#### [WORK TO BE COMPLETED]
Verbatim copy without images: repeat the records in full.

#### [RECORDS SUPPLIED]
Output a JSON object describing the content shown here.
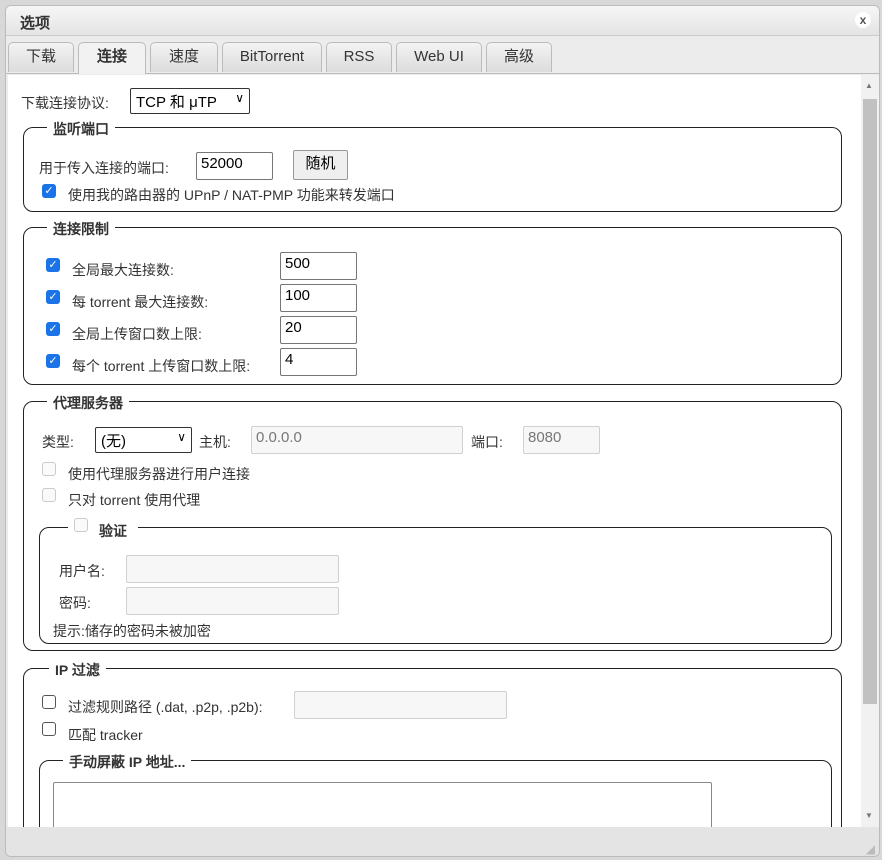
{
  "window": {
    "title": "选项",
    "close": "x"
  },
  "tabs": [
    "下载",
    "连接",
    "速度",
    "BitTorrent",
    "RSS",
    "Web UI",
    "高级"
  ],
  "protocol": {
    "label": "下载连接协议:",
    "value": "TCP 和 μTP"
  },
  "listen": {
    "legend": "监听端口",
    "port_label": "用于传入连接的端口:",
    "port": "52000",
    "random": "随机",
    "upnp": "使用我的路由器的 UPnP / NAT-PMP 功能来转发端口"
  },
  "limits": {
    "legend": "连接限制",
    "rows": [
      {
        "label": "全局最大连接数:",
        "value": "500"
      },
      {
        "label": "每 torrent 最大连接数:",
        "value": "100"
      },
      {
        "label": "全局上传窗口数上限:",
        "value": "20"
      },
      {
        "label": "每个 torrent 上传窗口数上限:",
        "value": "4"
      }
    ]
  },
  "proxy": {
    "legend": "代理服务器",
    "type_label": "类型:",
    "type": "(无)",
    "host_label": "主机:",
    "host": "0.0.0.0",
    "port_label": "端口:",
    "port": "8080",
    "peer": "使用代理服务器进行用户连接",
    "only_torrents": "只对 torrent 使用代理",
    "auth": {
      "legend": "验证",
      "user_label": "用户名:",
      "pass_label": "密码:",
      "hint": "提示:储存的密码未被加密"
    }
  },
  "ipfilter": {
    "legend": "IP 过滤",
    "path_label": "过滤规则路径 (.dat, .p2p, .p2b):",
    "trackers": "匹配 tracker",
    "manual_legend": "手动屏蔽 IP 地址..."
  }
}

#### [RESULT OF THE TASK]
Output a JSON object describing the content shown here.
{
  "window": {
    "title": "选项",
    "close": "x"
  },
  "tabs": [
    "下载",
    "连接",
    "速度",
    "BitTorrent",
    "RSS",
    "Web UI",
    "高级"
  ],
  "protocol": {
    "label": "下载连接协议:",
    "value": "TCP 和 μTP"
  },
  "listen": {
    "legend": "监听端口",
    "port_label": "用于传入连接的端口:",
    "port": "52000",
    "random": "随机",
    "upnp": "使用我的路由器的 UPnP / NAT-PMP 功能来转发端口"
  },
  "limits": {
    "legend": "连接限制",
    "rows": [
      {
        "label": "全局最大连接数:",
        "value": "500"
      },
      {
        "label": "每 torrent 最大连接数:",
        "value": "100"
      },
      {
        "label": "全局上传窗口数上限:",
        "value": "20"
      },
      {
        "label": "每个 torrent 上传窗口数上限:",
        "value": "4"
      }
    ]
  },
  "proxy": {
    "legend": "代理服务器",
    "type_label": "类型:",
    "type": "(无)",
    "host_label": "主机:",
    "host": "0.0.0.0",
    "port_label": "端口:",
    "port": "8080",
    "peer": "使用代理服务器进行用户连接",
    "only_torrents": "只对 torrent 使用代理",
    "auth": {
      "legend": "验证",
      "user_label": "用户名:",
      "pass_label": "密码:",
      "hint": "提示:储存的密码未被加密"
    }
  },
  "ipfilter": {
    "legend": "IP 过滤",
    "path_label": "过滤规则路径 (.dat, .p2p, .p2b):",
    "trackers": "匹配 tracker",
    "manual_legend": "手动屏蔽 IP 地址..."
  }
}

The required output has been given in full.